In the run-up to the publication of my ballroom dancing novel, 'Perfect Partners', I've been thinking about the things that inspired me to want to write about dance, and realising that my fascination with the subject goes back a very long way. Unlike many of my childhood friends, I didn't take ballet classes, so apart from the odd country dance in the school gym when it was too rainy for outdoor play, I didn't do a lot of dancing until I took my first ballroom class, aged sixteen. Having said that, though, I can trace my interest back much further than that, to a book by that most beloved of children's authors, Noel Streatfield.
I wonder which book came to mind for you when I mentioned that name?

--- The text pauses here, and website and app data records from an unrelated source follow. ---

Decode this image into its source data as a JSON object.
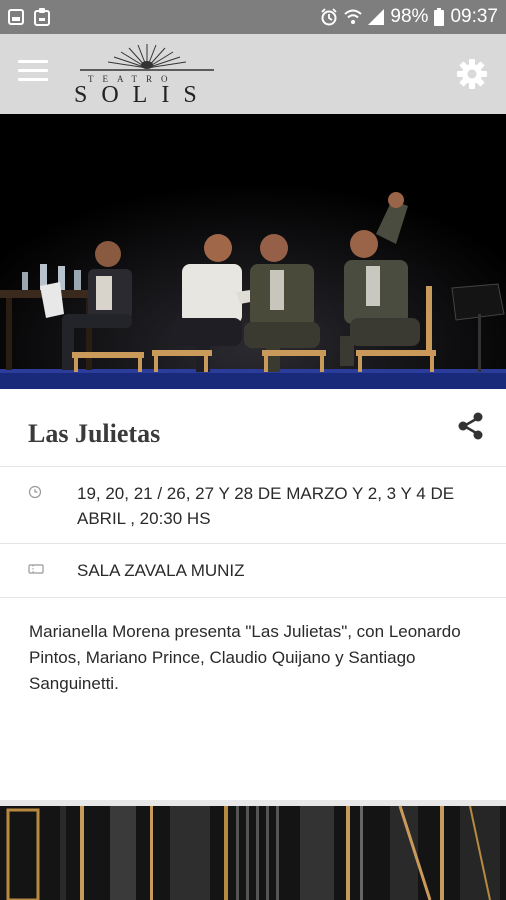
{
  "status_bar": {
    "battery_percent": "98%",
    "time": "09:37",
    "icons": [
      "gallery-icon",
      "clipboard-icon",
      "alarm-icon",
      "wifi-icon",
      "signal-icon",
      "battery-icon"
    ]
  },
  "app_bar": {
    "logo_small": "TEATRO",
    "logo_big": "SOLIS",
    "menu_icon": "hamburger-menu-icon",
    "settings_icon": "gear-icon"
  },
  "event": {
    "title": "Las Julietas",
    "date_text": "19, 20, 21 / 26, 27 Y 28 DE MARZO Y 2, 3 Y 4 DE ABRIL , 20:30 HS",
    "venue": "SALA ZAVALA MUNIZ",
    "description": "Marianella Morena presenta \"Las Julietas\", con Leonardo Pintos, Mariano Prince, Claudio Quijano y Santiago Sanguinetti."
  },
  "colors": {
    "status_bar": "#7e7e7e",
    "app_bar": "#d9d9d9",
    "divider": "#e4e4e4",
    "text": "#2a2a2a"
  }
}
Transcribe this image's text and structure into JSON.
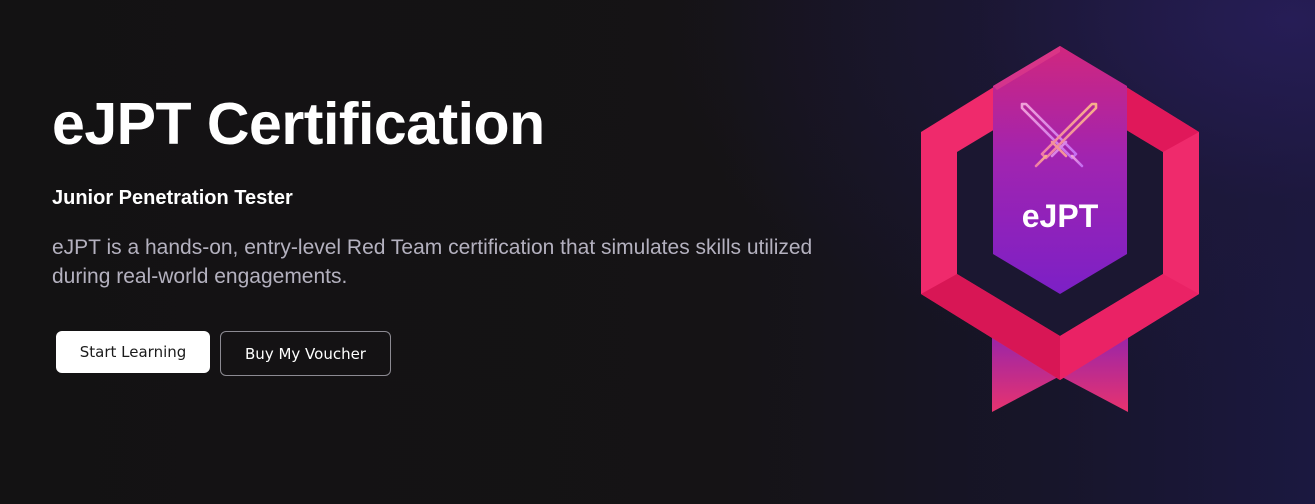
{
  "hero": {
    "title": "eJPT Certification",
    "subtitle": "Junior Penetration Tester",
    "description": "eJPT is a hands-on, entry-level Red Team certification that simulates skills utilized during real-world engagements.",
    "primary_button_label": "Start Learning",
    "secondary_button_label": "Buy My Voucher"
  },
  "badge": {
    "label": "eJPT",
    "icon": "crossed-swords-icon"
  },
  "colors": {
    "background": "#141214",
    "accent_pink": "#ee2a6b",
    "accent_purple": "#8a22c8",
    "text_primary": "#ffffff",
    "text_secondary": "#b4b1bf"
  }
}
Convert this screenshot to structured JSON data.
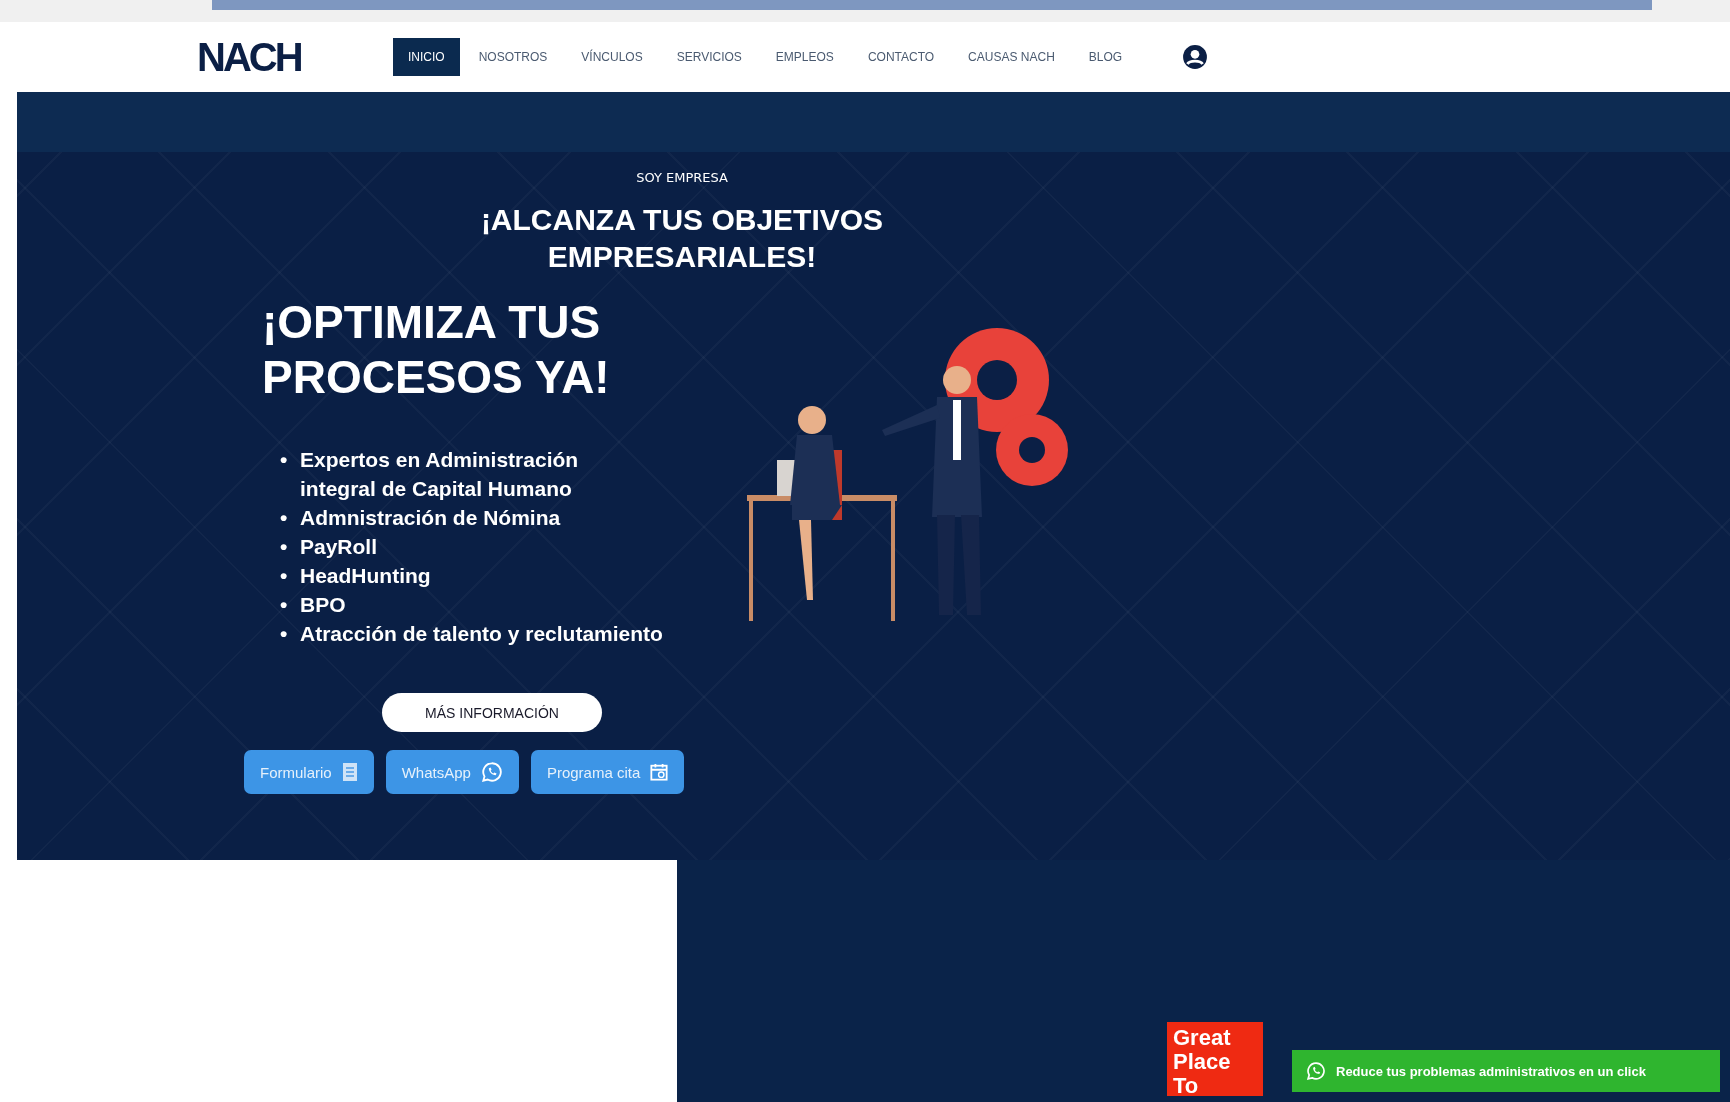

Usually when I talk to people about Noel Streatfield, their eyes light up and they respond with fond memories of the Fossil children in 'Ballet Shoes', and it's true that is a wonderful book, but it's not the one that I've returned to time and again. The book I loved and read so much that I ended up with two copies - a pristine one to admire and my old tattered copy to return to when I need a fix of inspiration - is 'White Boots'. Which, technically, isn't about dancing at all, but about skating, although the similarity between the two is evident from the very similar places which 'Strictly Come Dancing' and 'Dancing on Ice' occupy in the hearts of the British viewing public.
Long before either of these programmes existed, I was enthralled time and again with Streatfield's story of frail shopkeeper's daughter Harriet who takes up skating while convalescing from an illness and soon attracts the attention of junior skating star Lalla Moore. The friendship and the developing rivalry between the two girls kept me on the edge of my seat throughout. As a child, I loved reading about Harriet's growing enthusiasm for skating and her surprise at discovering her talent for it, and comparing this to the shock it was to talented Lalla when for the first time she faced a step that was beyond her capability. As an adult, I became more aware of how sensitively Streatfield handles the class divide between the two girls, and digs deeply into the challenges facing an ordinary family when they discover their child has an extraordinary talent... for a sport usually saved for much more privileged families.
Although I wasn't conscious of it when I was writing 'Perfect Partners', I can't help thinking that when I described Lisa's struggles to fit her passion for dance around a very necessary day job, I was casting her slightly in the mould of the 'ordinary' Johnsons, and when I decided that my hero, Redmond, took up dancing while convalescing from a football injury, that too might have owed something to an echo of Streatfield's delightful story.